> **TASK STATEMENT**
The response should consist of the data below, copied exactly, with no pictures in it.

Segment Start: INFORMATION SUPPLIED

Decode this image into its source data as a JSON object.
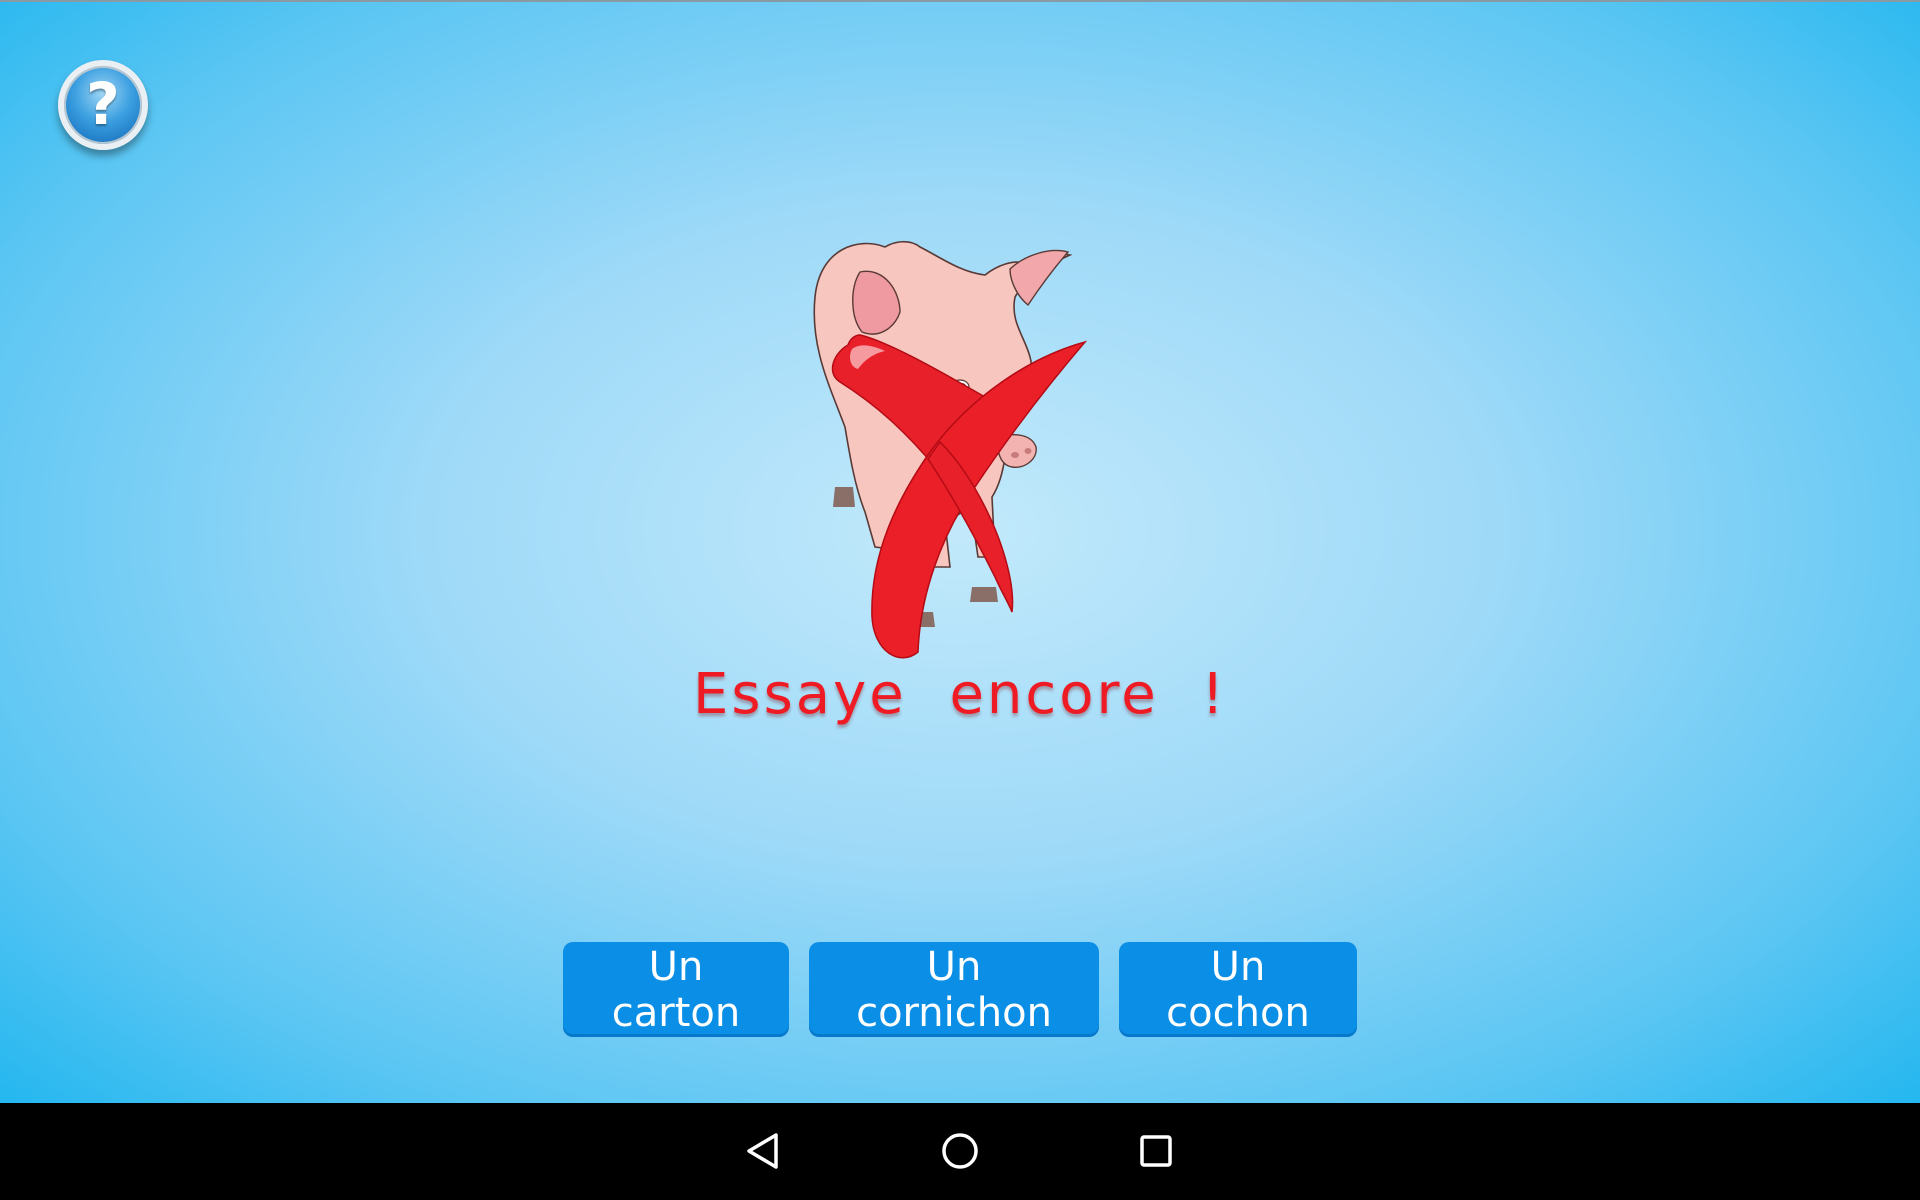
{
  "help": {
    "icon": "question-mark-icon",
    "glyph": "?"
  },
  "illustration": {
    "subject_icon": "pig-icon",
    "overlay_icon": "red-cross-icon"
  },
  "feedback": {
    "text": "Essaye encore !"
  },
  "choices": [
    {
      "label": "Un carton"
    },
    {
      "label": "Un cornichon"
    },
    {
      "label": "Un cochon"
    }
  ],
  "navbar": {
    "back_icon": "back-triangle-icon",
    "home_icon": "home-circle-icon",
    "recents_icon": "recents-square-icon"
  },
  "colors": {
    "feedback_text": "#ee1b24",
    "choice_button": "#0a8ee6",
    "background_center": "#c2e9fb",
    "background_edge": "#12b2ee"
  }
}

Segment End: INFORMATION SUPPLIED

> **WRITTEN SOLUTION**
Decode this image into its source data as a JSON object.
{
  "help": {
    "icon": "question-mark-icon",
    "glyph": "?"
  },
  "illustration": {
    "subject_icon": "pig-icon",
    "overlay_icon": "red-cross-icon"
  },
  "feedback": {
    "text": "Essaye encore !"
  },
  "choices": [
    {
      "label": "Un carton"
    },
    {
      "label": "Un cornichon"
    },
    {
      "label": "Un cochon"
    }
  ],
  "navbar": {
    "back_icon": "back-triangle-icon",
    "home_icon": "home-circle-icon",
    "recents_icon": "recents-square-icon"
  },
  "colors": {
    "feedback_text": "#ee1b24",
    "choice_button": "#0a8ee6",
    "background_center": "#c2e9fb",
    "background_edge": "#12b2ee"
  }
}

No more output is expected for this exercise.